Hardy was supposed to go on trial – again – on misdemeanor domestic violence charges Monday. Instead, the case was dismissed when the prosecution could not secure the cooperation of ( or for that matter, even locate) Nicole Holder, Hardy’s former girlfriend and the woman who originally accused him.
District attorney Andrew Murray said in court that his office believed Holder and Hardy had reached a financial settlement. In a news release, the DA’s office stated even more strongly: “The victim appears to have intentionally made herself unavailable to the State. The DA’s Office has also been made aware that the victim has reached a civil settlement with Mr. Hardy.”
And, the DA’s office said, “Without her testimony, in this particular instance, the State could not proceed.”
This doesn’t mean for sure Hardy is off the hook with the NFL, but I think it’s likely he will not be suspended. Roger Goodell could suspend Hardy for conduct detrimental to the league without a conviction, I suppose. But legally Hardy’s record is now clear – so that sort of suspension would undoubtedly be appealed and I doubt it would stick.
So Hardy can go back to his job and his admittedly entertaining schtick. Why not then have Hardy apologize to Jerry Richardson and his teammates, fall on whatever type of sword a mythological Kraken carries and then simply come back to Carolina at a reasonable price?
Because I don’t think he can be trusted, and ultimately I don’t think the price will be that reasonable.

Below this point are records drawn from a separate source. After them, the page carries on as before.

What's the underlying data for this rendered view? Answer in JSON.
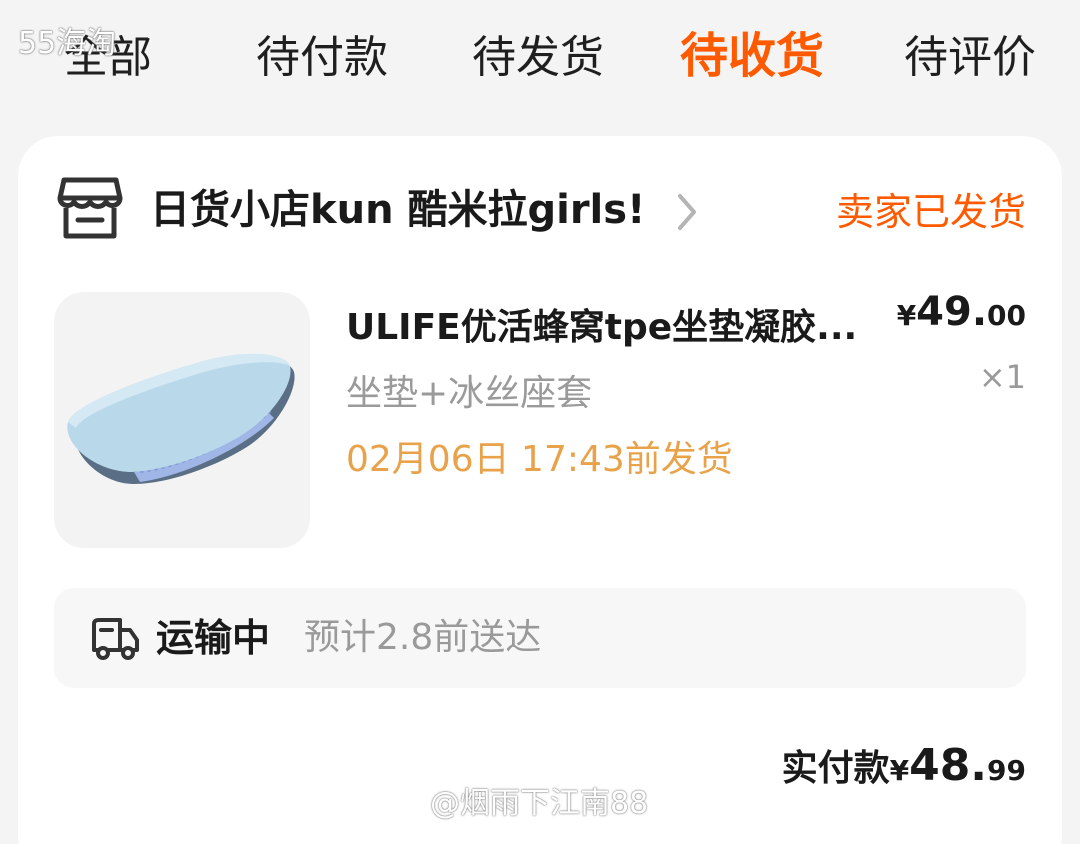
{
  "tabs": [
    {
      "label": "全部",
      "active": false
    },
    {
      "label": "待付款",
      "active": false
    },
    {
      "label": "待发货",
      "active": false
    },
    {
      "label": "待收货",
      "active": true
    },
    {
      "label": "待评价",
      "active": false
    }
  ],
  "watermarks": {
    "top": "55海淘",
    "bottom": "@烟雨下江南88"
  },
  "order": {
    "shop_name": "日货小店kun 酷米拉girls!",
    "status": "卖家已发货",
    "item": {
      "title": "ULIFE优活蜂窝tpe坐垫凝胶...",
      "variant": "坐垫+冰丝座套",
      "ship_deadline": "02月06日 17:43前发货",
      "price_currency": "¥",
      "price_integer": "49.",
      "price_decimal": "00",
      "quantity": "×1"
    },
    "logistics": {
      "status": "运输中",
      "eta": "预计2.8前送达"
    },
    "payment": {
      "label": "实付款",
      "currency": "¥",
      "integer": "48.",
      "decimal": "99"
    }
  },
  "colors": {
    "accent": "#ff5a00",
    "deadline": "#e8a24a",
    "muted": "#9a9a9a",
    "background": "#f4f4f4",
    "card": "#ffffff"
  },
  "icons": {
    "shop": "store-icon",
    "chevron": "chevron-right-icon",
    "truck": "truck-icon"
  }
}
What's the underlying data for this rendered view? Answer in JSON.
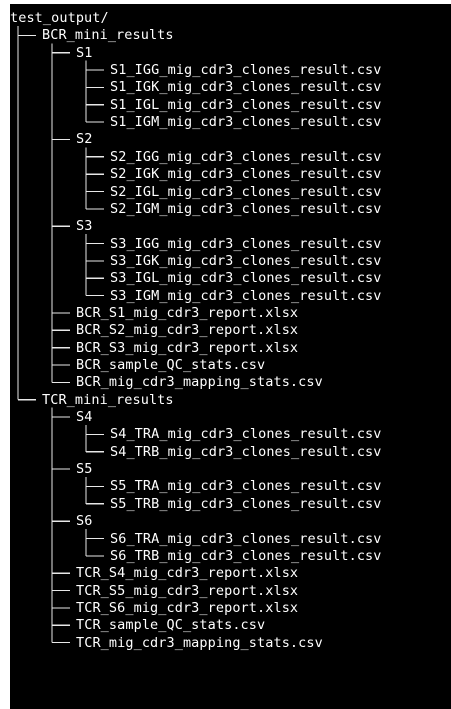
{
  "terminal": {
    "background": "#000000",
    "foreground": "#ffffff"
  },
  "tree": {
    "root": "test_output/",
    "groups": [
      {
        "name": "BCR_mini_results",
        "samples": [
          {
            "name": "S1",
            "files": [
              "S1_IGG_mig_cdr3_clones_result.csv",
              "S1_IGK_mig_cdr3_clones_result.csv",
              "S1_IGL_mig_cdr3_clones_result.csv",
              "S1_IGM_mig_cdr3_clones_result.csv"
            ]
          },
          {
            "name": "S2",
            "files": [
              "S2_IGG_mig_cdr3_clones_result.csv",
              "S2_IGK_mig_cdr3_clones_result.csv",
              "S2_IGL_mig_cdr3_clones_result.csv",
              "S2_IGM_mig_cdr3_clones_result.csv"
            ]
          },
          {
            "name": "S3",
            "files": [
              "S3_IGG_mig_cdr3_clones_result.csv",
              "S3_IGK_mig_cdr3_clones_result.csv",
              "S3_IGL_mig_cdr3_clones_result.csv",
              "S3_IGM_mig_cdr3_clones_result.csv"
            ]
          }
        ],
        "files": [
          "BCR_S1_mig_cdr3_report.xlsx",
          "BCR_S2_mig_cdr3_report.xlsx",
          "BCR_S3_mig_cdr3_report.xlsx",
          "BCR_sample_QC_stats.csv",
          "BCR_mig_cdr3_mapping_stats.csv"
        ]
      },
      {
        "name": "TCR_mini_results",
        "samples": [
          {
            "name": "S4",
            "files": [
              "S4_TRA_mig_cdr3_clones_result.csv",
              "S4_TRB_mig_cdr3_clones_result.csv"
            ]
          },
          {
            "name": "S5",
            "files": [
              "S5_TRA_mig_cdr3_clones_result.csv",
              "S5_TRB_mig_cdr3_clones_result.csv"
            ]
          },
          {
            "name": "S6",
            "files": [
              "S6_TRA_mig_cdr3_clones_result.csv",
              "S6_TRB_mig_cdr3_clones_result.csv"
            ]
          }
        ],
        "files": [
          "TCR_S4_mig_cdr3_report.xlsx",
          "TCR_S5_mig_cdr3_report.xlsx",
          "TCR_S6_mig_cdr3_report.xlsx",
          "TCR_sample_QC_stats.csv",
          "TCR_mig_cdr3_mapping_stats.csv"
        ]
      }
    ]
  }
}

I know many of you disagree. I have heard from a number of Panthers fans: “Give Hardy another chance. Remember, Steve Smith stayed on the team despite punching teammates. This is football, not a church choir.”
I understand the logic. But even with Hardy a free man, I just don’t think it is in the Panthers’ best interest to sign Hardy again.
Look at how last year turned out. The Panthers paid Hardy $13.1 million, effectively hijacking their salary cap, and he played in one game. Not because of an injury he couldn’t help, but because of an off-field issue.
And it’s not like that was the first time. Remember Hardy’s motorcycle accident?
Also, if this were going to be settled out of court with Holder receiving money in a civil settlement, I am sure every Panthers fan is asking why it wasn’t settled before the 2014 season began rather than after it concluded.
The Panthers’ defense did OK without Hardy, finishing No. 10 in total defense last season. The Panthers have some young defensive ends that, while not at Hardy’s level, don’t represent an incredible dropoff. Carolina would be better served spending the big money Hardy would cost it on some combination of a left tackle, a wide receiver and a big-time defensive back.
Now don’t get me wrong. As a team, with No. 76 on the field, it’s undeniable Carolina has been better. Over the past two regular seasons, Carolina has gone 13-4 with Hardy suiting up and 6-8-1 without him.
But it’s not always just about talent.
Somebody is going to take a big risk on Hardy, because NFL teams are desperate for pass rushers in their prime.
The Panthers, though, already know how that can turn out.
After Monday, Hardy is free to go.
And that is exactly what he should do.